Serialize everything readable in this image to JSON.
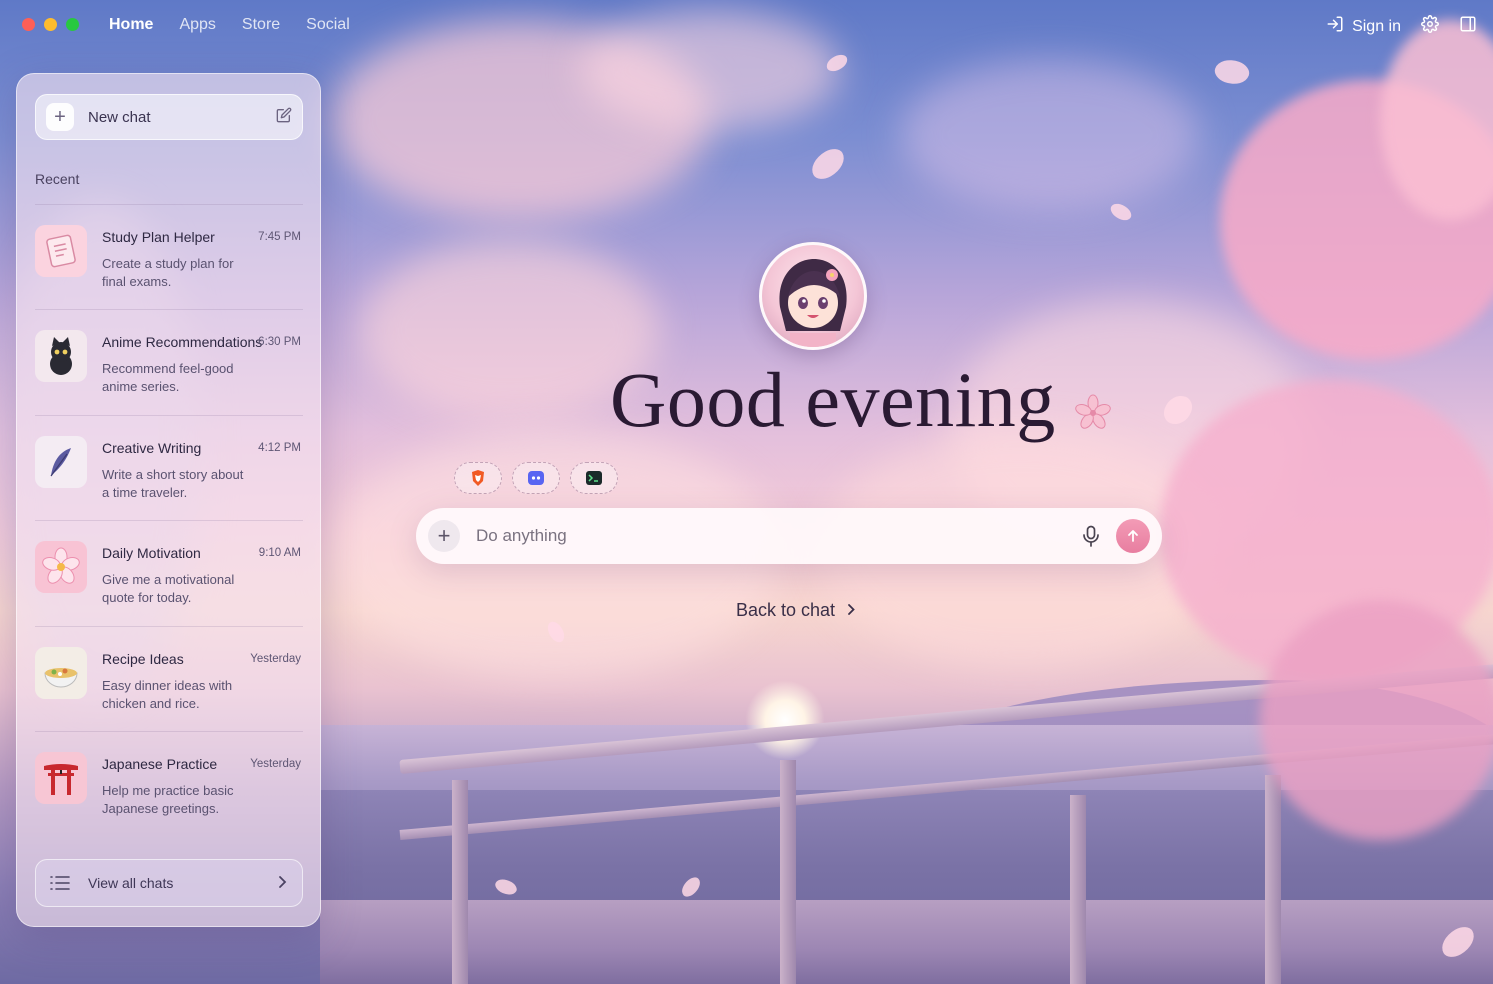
{
  "window": {
    "traffic_lights": {
      "close": "#fe5f57",
      "minimize": "#febc2e",
      "zoom": "#28c840"
    }
  },
  "nav": {
    "items": [
      {
        "label": "Home",
        "active": true
      },
      {
        "label": "Apps",
        "active": false
      },
      {
        "label": "Store",
        "active": false
      },
      {
        "label": "Social",
        "active": false
      }
    ]
  },
  "topright": {
    "signin_label": "Sign in",
    "icons": [
      "sign-in-icon",
      "gear-icon",
      "sidebar-toggle-icon"
    ]
  },
  "sidebar": {
    "new_chat_label": "New chat",
    "recent_label": "Recent",
    "view_all_label": "View all chats",
    "chats": [
      {
        "title": "Study Plan Helper",
        "time": "7:45 PM",
        "desc": "Create a study plan for final exams.",
        "icon": "notebook-icon"
      },
      {
        "title": "Anime Recommendations",
        "time": "6:30 PM",
        "desc": "Recommend feel-good anime series.",
        "icon": "black-cat-icon"
      },
      {
        "title": "Creative Writing",
        "time": "4:12 PM",
        "desc": "Write a short story about a time traveler.",
        "icon": "feather-quill-icon"
      },
      {
        "title": "Daily Motivation",
        "time": "9:10 AM",
        "desc": "Give me a motivational quote for today.",
        "icon": "cherry-blossom-icon"
      },
      {
        "title": "Recipe Ideas",
        "time": "Yesterday",
        "desc": "Easy dinner ideas with chicken and rice.",
        "icon": "rice-bowl-icon"
      },
      {
        "title": "Japanese Practice",
        "time": "Yesterday",
        "desc": "Help me practice basic Japanese greetings.",
        "icon": "torii-gate-icon"
      }
    ]
  },
  "main": {
    "greeting": "Good evening",
    "quick_actions": [
      "brave-browser-icon",
      "discord-icon",
      "terminal-icon"
    ],
    "search": {
      "placeholder": "Do anything"
    },
    "back_to_chat_label": "Back to chat"
  },
  "colors": {
    "accent": "#e87ea0",
    "sidebar_bg": "#f5e4f0",
    "greeting_text": "#2a1a33"
  }
}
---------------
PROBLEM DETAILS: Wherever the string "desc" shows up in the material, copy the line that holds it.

ANSWER AREA:
        "desc": "Create a study plan for final exams.",
        "desc": "Recommend feel-good anime series.",
        "desc": "Write a short story about a time traveler.",
        "desc": "Give me a motivational quote for today.",
        "desc": "Easy dinner ideas with chicken and rice.",
        "desc": "Help me practice basic Japanese greetings.",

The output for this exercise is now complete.